Saturday, February 21, 2009

Saint Jung?

I found the two glossy cards seen above at a downtown coffeehouse. As an ex-Catholic these remind me of prayer cards depicting various saints.

I’ve got nothing against Carl Jung; somewhere in this rambling mess that dominates my apartment is a copy of FLYING SAUCERS: A Modern Myth of Things Seen in the Skies. But the photos used on the promotional cards are so reverential that -- at least to my jaded mind’s eye -- they smack of religiosity.

I hope that after I shed my mortal coil that people won’t idealize me, promulgating all sorts of hagiographic works.

On second thought, maybe I shouldn’t worry about that at all, especially with the devout Carl Jung followers in Vermont.


X. Dell said...

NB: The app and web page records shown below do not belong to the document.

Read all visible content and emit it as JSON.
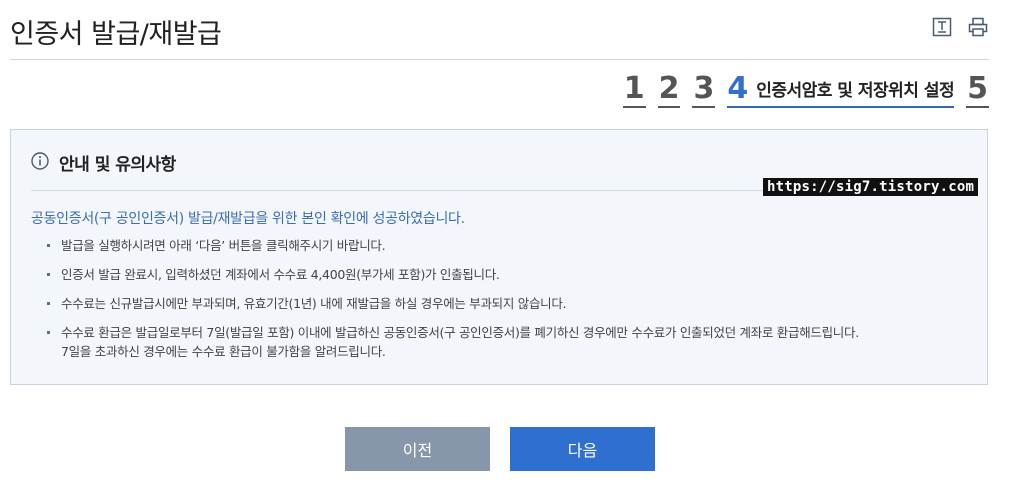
{
  "header": {
    "title": "인증서 발급/재발급",
    "icons": [
      "download-icon",
      "print-icon"
    ]
  },
  "steps": {
    "items": [
      "1",
      "2",
      "3",
      "4",
      "5"
    ],
    "current_index": 4,
    "current_label": "인증서암호 및 저장위치 설정"
  },
  "notice": {
    "title": "안내 및 유의사항",
    "watermark": "https://sig7.tistory.com",
    "lead": "공동인증서(구 공인인증서) 발급/재발급을 위한 본인 확인에 성공하였습니다.",
    "items": [
      "발급을 실행하시려면 아래 ‘다음’ 버튼을 클릭해주시기 바랍니다.",
      "인증서 발급 완료시, 입력하셨던 계좌에서 수수료 4,400원(부가세 포함)가 인출됩니다.",
      "수수료는 신규발급시에만 부과되며, 유효기간(1년) 내에 재발급을 하실 경우에는 부과되지 않습니다.",
      "수수료 환급은 발급일로부터 7일(발급일 포함) 이내에 발급하신 공동인증서(구 공인인증서)를 폐기하신 경우에만 수수료가 인출되었던 계좌로 환급해드립니다.",
      "7일을 초과하신 경우에는 수수료 환급이 불가함을 알려드립니다."
    ]
  },
  "buttons": {
    "prev": "이전",
    "next": "다음"
  },
  "colors": {
    "accent": "#2f6fcf",
    "step_active": "#3370c8",
    "prev_button": "#8796aa",
    "notice_bg": "#f3f6fa"
  }
}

Geez, you're really reaching into the dark corners of my memory today. I went to Catholic school, and thus remember the saint cards. There does seem to be a bit of a reverential tone with some followers of Jung, but only because he leaves open the idea of occult speculation, in many senses.

In The Undiscovered Self, for instance, he relates the content of a private conversation he had with Sigmund Freund in which Freud admitted to certain observations, but never published them because he didn't want to fuel the occult--which, of course, Jung had no problem doing.

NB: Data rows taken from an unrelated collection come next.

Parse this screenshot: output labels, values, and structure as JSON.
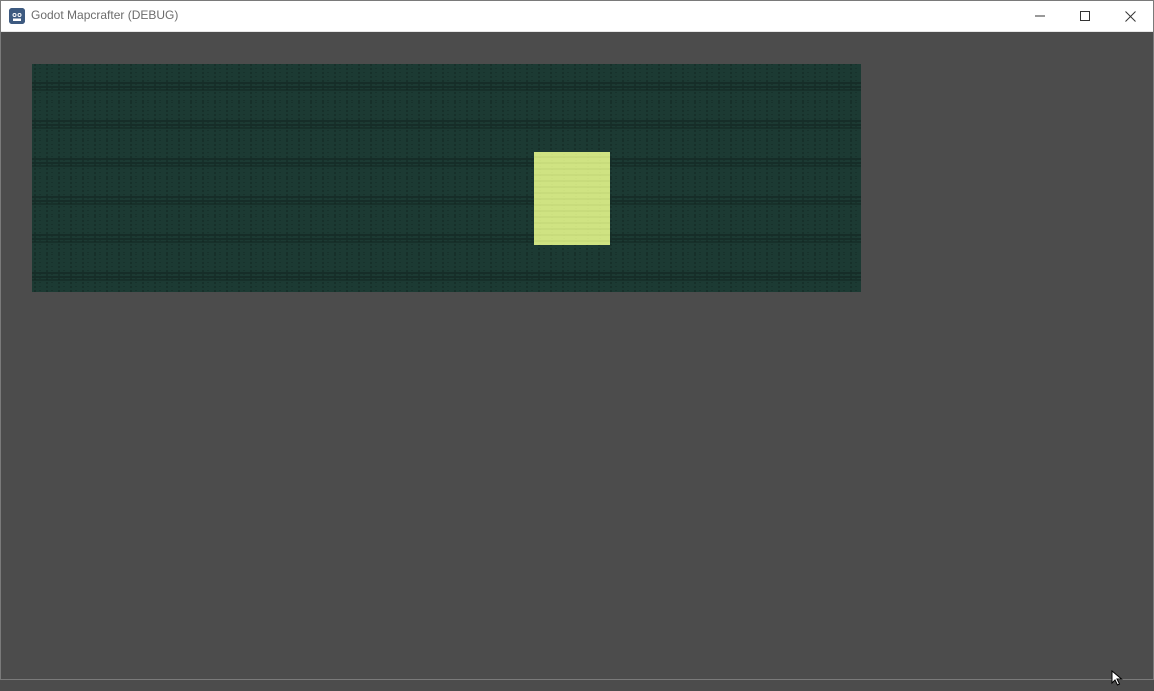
{
  "window": {
    "title": "Godot Mapcrafter (DEBUG)",
    "buttons": {
      "minimize_icon": "minimize-icon",
      "maximize_icon": "maximize-icon",
      "close_icon": "close-icon"
    }
  },
  "viewport": {
    "background_color": "#4c4c4c"
  },
  "map": {
    "tile_color": "#1c3a33",
    "line_color": "#0f201c",
    "selection_color": "#cfe382",
    "selection_line_color": "#b9cc6d"
  }
}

Ray said...

X. Dell:

What's interesting is that each saint had a special power to help you with a particular problem. Saint Blaise would protect your throat so that you wouldn't choke to death. Faced with a lost cause? Then Saint Jude could save the day. It's been pointed out that some saints were re-imaginings of pagan idols. Me, I think the saints were the original superheroes, the Justice League of God.

And for modern times, forget Doc Savage. Call in Doc Jung!